Yes. I almost never hesitate. I never stay in a place beyond, gosh I, you know…if I go someplace I’m only going to be a couple of days and the company gives me a couple more days just to sight see and I’ll, I’ll take that, but if I’m working three months in a place or even three weeks, most of the time I want to go home.
P.F.: Ironic since your next film is going to be shot in Paris.
Yeah. I, I agree with you, but the…the story is engaging, very engaging.
P.F:What’s the name of the film?
It’s called Danny the Dog.
P.F:And who is Danny the Dog?
Me. The human pit bull.
P.F:And you play the gravitas in this movie?
Very serious gravitas.
P. F:Have you ever worked with Luc Besson before?
No, I haven’t.
Yeah, I know he is. That’s what I like about him.
Yeah. I like the things he’s been attached to.
P.F:What kind of character do you play ?
I’m going to play a piano tuner. A widow piano tuner of a teenaged daughter.

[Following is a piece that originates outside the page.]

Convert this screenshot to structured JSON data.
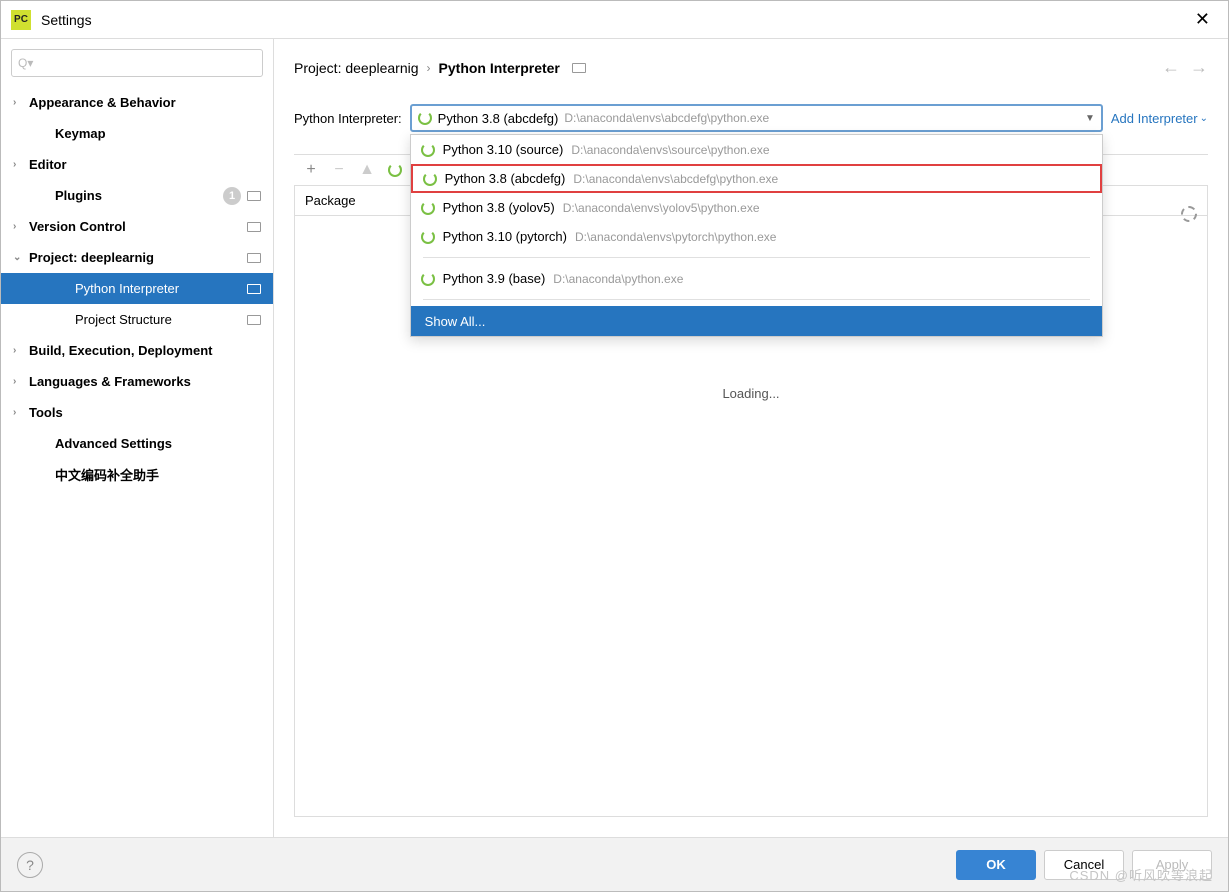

P.F:Now I know you hate the cold so from that perspective was Dreamcatcher a tough shoot for you?
No. It really wasn’t and the reason it wasn’t was that they spent a fortune on arctic clothing for it. You know, we had these boots that kept us that far off the snow. Everywhere you went they put on heat at you.
P.F:Was that an interesting experience, generally, making the film?

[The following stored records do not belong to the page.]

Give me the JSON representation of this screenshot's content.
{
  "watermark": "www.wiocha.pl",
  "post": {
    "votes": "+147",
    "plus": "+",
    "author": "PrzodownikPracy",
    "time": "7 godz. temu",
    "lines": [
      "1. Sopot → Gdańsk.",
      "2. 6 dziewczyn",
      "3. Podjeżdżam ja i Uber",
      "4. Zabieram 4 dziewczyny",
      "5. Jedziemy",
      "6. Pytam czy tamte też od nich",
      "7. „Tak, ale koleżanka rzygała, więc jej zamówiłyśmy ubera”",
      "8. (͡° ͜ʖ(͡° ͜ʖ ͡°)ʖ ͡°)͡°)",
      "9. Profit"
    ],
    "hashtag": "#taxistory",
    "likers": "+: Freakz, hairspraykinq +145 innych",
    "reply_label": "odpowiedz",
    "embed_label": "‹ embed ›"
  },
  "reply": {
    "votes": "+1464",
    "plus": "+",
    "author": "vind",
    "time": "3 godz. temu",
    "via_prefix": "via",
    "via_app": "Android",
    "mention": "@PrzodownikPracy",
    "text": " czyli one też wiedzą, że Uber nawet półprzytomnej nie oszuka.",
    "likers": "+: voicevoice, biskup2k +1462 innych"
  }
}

Yeah. It was a very interesting experience working with Larry Kasdan.
P.F: Did you relish being the kind of villain in the piece?
He’s not a bad guy. Only in that people who are entrusted with a mission who get messianic about it, he’s gotten really dedicated to this and he’s just on his way around the bend. His young protégé can see it and doesn’t quite know what to do about it until somebody gives him some insight.
P.F.: How about dealing with special effects which are plentiful?
That’s good moviemaking. He’s not depending on the effects to make the movie. If the characters hold you and you’re not just waiting for the next CGI, that’s good.
P.F.: What’s the appeal of Stephen King do you think?
I think the appeal is there because Stephen is not just a prolific writer but a really good writer, an excellent writer. If you look at the things that were made into movies, they were made into movies because they were really well drawn character studies. In the scary ones, the ones outside of things like Shawshank, what do you want for visuals? Carrie for instance. That was a character.
P.F: What about Bruce Almighty?
Full blown comedy. It’s a situation where I just go on vacation for a while. He says to me at one point, ‘You’re God, you can’t go on vacation.’ And my answer is, ‘Did you ever hear of the dark ages?’ I don’t make jokes, but he has a sense of humor.
P.F:Now you’ve talked about politics in the past and stuff like that…
I try not too actually. I got no business talking about politics.
P.F:Are you generally optimistic about what’s going on in the world. Are you concerned? Are you worried?
Oh, I’m very worried about what’s going on in the world at the moment because we have this Napoleonic president, by Napoleonic I mean he’s a man who just seems to need to search himself. It doesn’t make sense. I don’t have any love loss on Saddam Hussein. If he needs to be removed from office, fine. You have to find the right way to do it, but going to war, nah, with the people. To do what. What is the real reason? Because he’s harbouring weapons of mass destruction?
P.F:So, it is with North Korea?
So, it is with North Korea…
Why are we acting to acquiesce to this? We do not need the Iraqi oil. We have Kuwait oil…It’s the same pool. That’s why Kuwait’s there. That’s why Kuwait was set up. You think that country could exist there without somebody backing it?
We’re talking about a piece of Iraq. So, we keep this. That’s my noise. I am terribly upset about the whole thing.
DREAMCATCHER OPENS THIS FRIDAY
LEVITY OPENS ON APRIL 4